• **Problem to work on**: Go through the listing below and show each line that has the word "username".

• **The data**:
--- START ---

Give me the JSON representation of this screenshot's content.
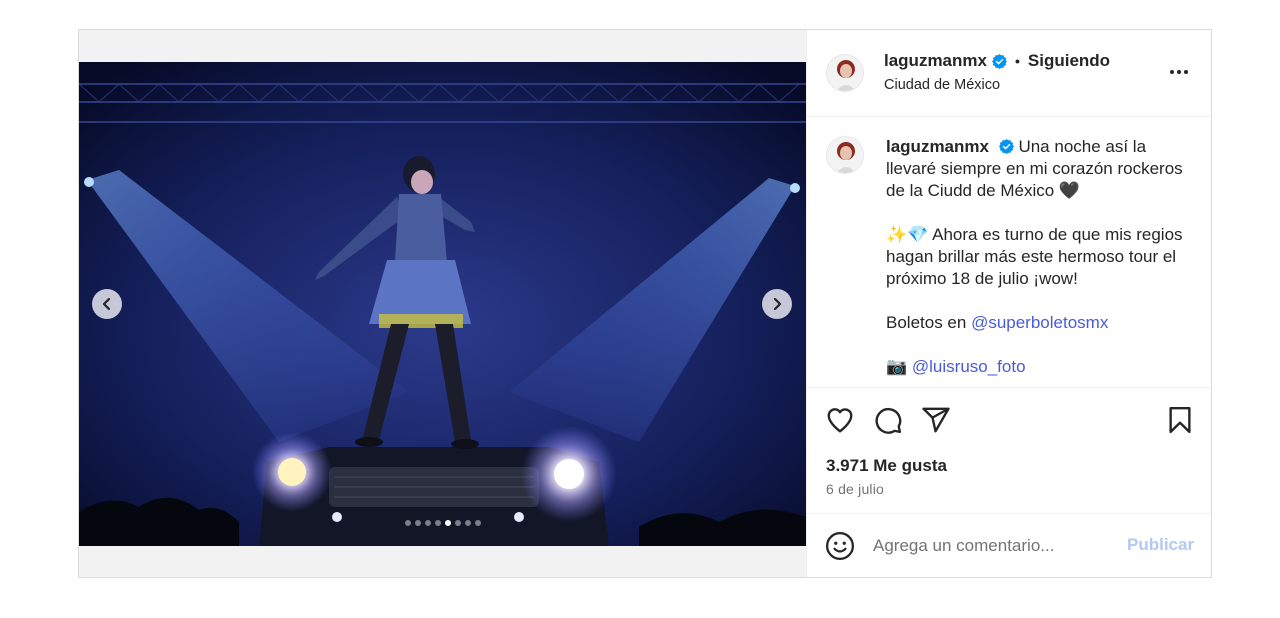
{
  "post": {
    "username": "laguzmanmx",
    "follow_status": "Siguiendo",
    "separator": "•",
    "location": "Ciudad de México",
    "caption": {
      "username": "laguzmanmx",
      "line1": "Una noche así la llevaré siempre en mi corazón rockeros de la Ciudd de México 🖤",
      "line2": "✨💎 Ahora es turno de que mis regios hagan brillar más este hermoso tour el próximo 18 de julio ¡wow!",
      "line3_prefix": "Boletos en ",
      "line3_mention": "@superboletosmx",
      "line4_prefix": "📷 ",
      "line4_mention": "@luisruso_foto"
    },
    "likes": "3.971 Me gusta",
    "date": "6 de julio",
    "comment_placeholder": "Agrega un comentario...",
    "publish_label": "Publicar"
  },
  "carousel": {
    "total": 8,
    "active_index": 4
  },
  "icons": {
    "verified": "verified-badge-icon",
    "more": "more-options-icon",
    "like": "heart-icon",
    "comment": "comment-icon",
    "share": "share-icon",
    "save": "bookmark-icon",
    "emoji": "emoji-icon",
    "prev": "chevron-left-icon",
    "next": "chevron-right-icon"
  },
  "colors": {
    "verified_blue": "#0095f6",
    "link": "#4a5bd9",
    "publish_disabled": "#b2c9f5"
  }
}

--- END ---

• **Response below**:
    "username": "laguzmanmx",
      "username": "laguzmanmx",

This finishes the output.